Saturday, 03 December 2016

Sand brought by water flowing in from India has covered about 3,500 acres of fertile land, resulting in damage to the ecology and destruction of livelihoods of thousands of families in Sunamganj.

The affected villages are Chanpur, Rojoni Line, Maram, Burungamara and Rajai under Taherpur upazila.

Deputy Director of Sunamganj Department of Agricultural Extension, Zahedul Haq said flash floods caused by coal mining upstream in India bring in a huge amount of sand. He said he had visited the area and reported the matter to the higher authorities.

Zahedul, however, said the actual area covered by sand is less than what the people say.

Joint Secretary of Bangladesh Paribesh Andolon Sharif Jamil told this correspondent that it is not the first time that the people in the border areas in the upazila are facing such problems, adding that steps have to be taken by both Bangladesh and India to protect the people, biodiversity and economy.

Jamal Uddin, former chairman of Borodol Uttar union, said at least 3,500 acres of fertile land have become covered by sand in the past eight years, halting agricultural production in the district.

He said the crisis was triggered on July 20 in 2008 when a landslide buried the houses, roads and paddy lands in North Bordol and around the floodplains of the Jadukata river, adding that unplanned and unregulated mining upstream of Taherpur is the root cause of such landslides.

President of Chanpur Bazar Committee Abdur Razzak said many lowlands have become barren due to mining in Meghalaya, and there have been reports that fish have died for unknown reasons in Jadukata river. So the impact is not limited to only Bordol or Taherpur, it has a larger impact in and around the Tanguar Haor and Surma Basin, he added. 

Andru Sholomar, a leader of the Khashi community, and resident of Rajai village, who lost 20 acres of arable land to sand intrusion, said he could not produce any crop on the land over the past few years, although he produced harvests thrice a year previously.

He also said he had lost three more acres of land in the past two weeks because of the sand brought in by the rain-triggered floods from the nearby hills in India.

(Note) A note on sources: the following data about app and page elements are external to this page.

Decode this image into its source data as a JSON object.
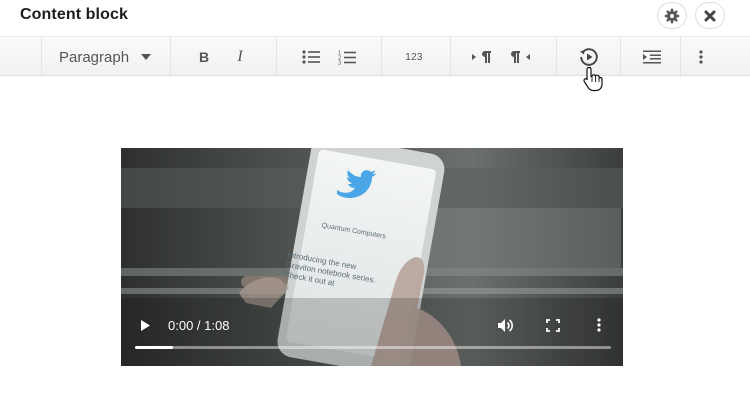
{
  "dialog": {
    "title": "Content block"
  },
  "title_buttons": {
    "settings": "gear-icon",
    "close": "close-icon"
  },
  "toolbar": {
    "paragraph_label": "Paragraph",
    "bold_label": "B",
    "italic_label": "I",
    "numbering_label": "123",
    "icons": [
      "bullet-list-icon",
      "numbered-list-icon",
      "ltr-paragraph-icon",
      "rtl-paragraph-icon",
      "media-icon",
      "indent-icon",
      "more-vertical-icon"
    ]
  },
  "video": {
    "time_display": "0:00 / 1:08",
    "progress": 0.08,
    "phone_screen": {
      "app_name": "Quantum Computers",
      "tweet_text": "Introducing the new Graviton notebook series. Check it out at"
    }
  },
  "colors": {
    "toolbar_bg": "#f3f3f3",
    "icon": "#555555",
    "twitter_blue": "#4aa6e6"
  }
}
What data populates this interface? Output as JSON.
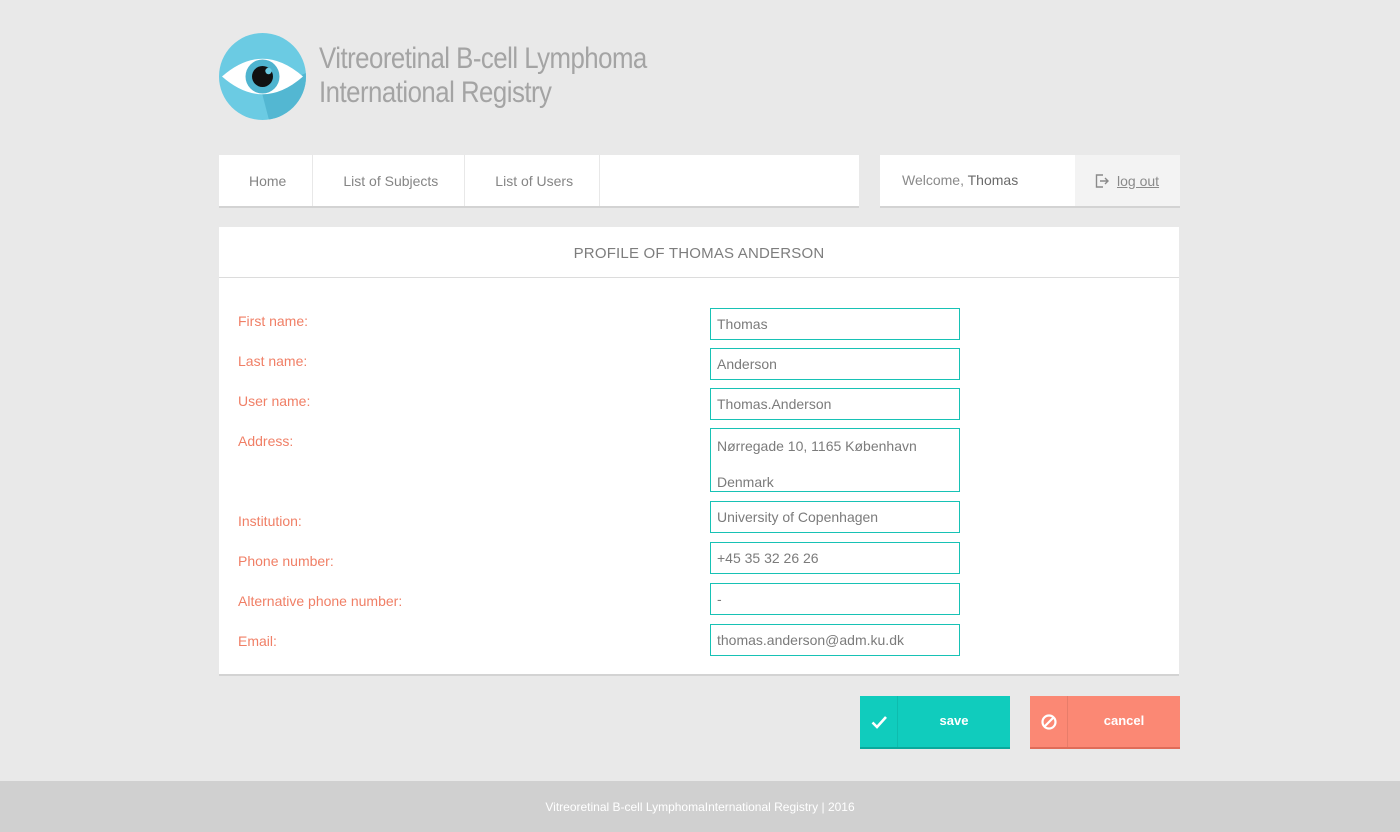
{
  "brand": {
    "line1": "Vitreoretinal B-cell Lymphoma",
    "line2": "International Registry"
  },
  "nav": {
    "items": [
      {
        "label": "Home"
      },
      {
        "label": "List of Subjects"
      },
      {
        "label": "List of Users"
      }
    ]
  },
  "user": {
    "welcome_prefix": "Welcome, ",
    "name": "Thomas",
    "logout_label": "log out"
  },
  "profile": {
    "title": "PROFILE OF THOMAS ANDERSON",
    "fields": {
      "first_name": {
        "label": "First name:",
        "value": "Thomas"
      },
      "last_name": {
        "label": "Last name:",
        "value": "Anderson"
      },
      "user_name": {
        "label": "User name:",
        "value": "Thomas.Anderson"
      },
      "address": {
        "label": "Address:",
        "line1": "Nørregade 10, 1165 København",
        "line2": "Denmark"
      },
      "institution": {
        "label": "Institution:",
        "value": "University of Copenhagen"
      },
      "phone": {
        "label": "Phone number:",
        "value": "+45 35 32 26 26"
      },
      "alt_phone": {
        "label": "Alternative phone number:",
        "value": "-"
      },
      "email": {
        "label": "Email:",
        "value": "thomas.anderson@adm.ku.dk"
      }
    }
  },
  "actions": {
    "save_label": "save",
    "cancel_label": "cancel",
    "save_icon": "checkmark-icon",
    "cancel_icon": "prohibited-icon"
  },
  "footer": {
    "text": "Vitreoretinal B-cell LymphomaInternational Registry | 2016"
  },
  "colors": {
    "accent_teal": "#10ccbd",
    "accent_coral": "#fb8874",
    "label_color": "#f07f66",
    "logo_blue": "#6bcbe3"
  }
}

Locals said the government was yet to take any initiative for saving the area\'s ecology or removing the sand by excavation or dredging.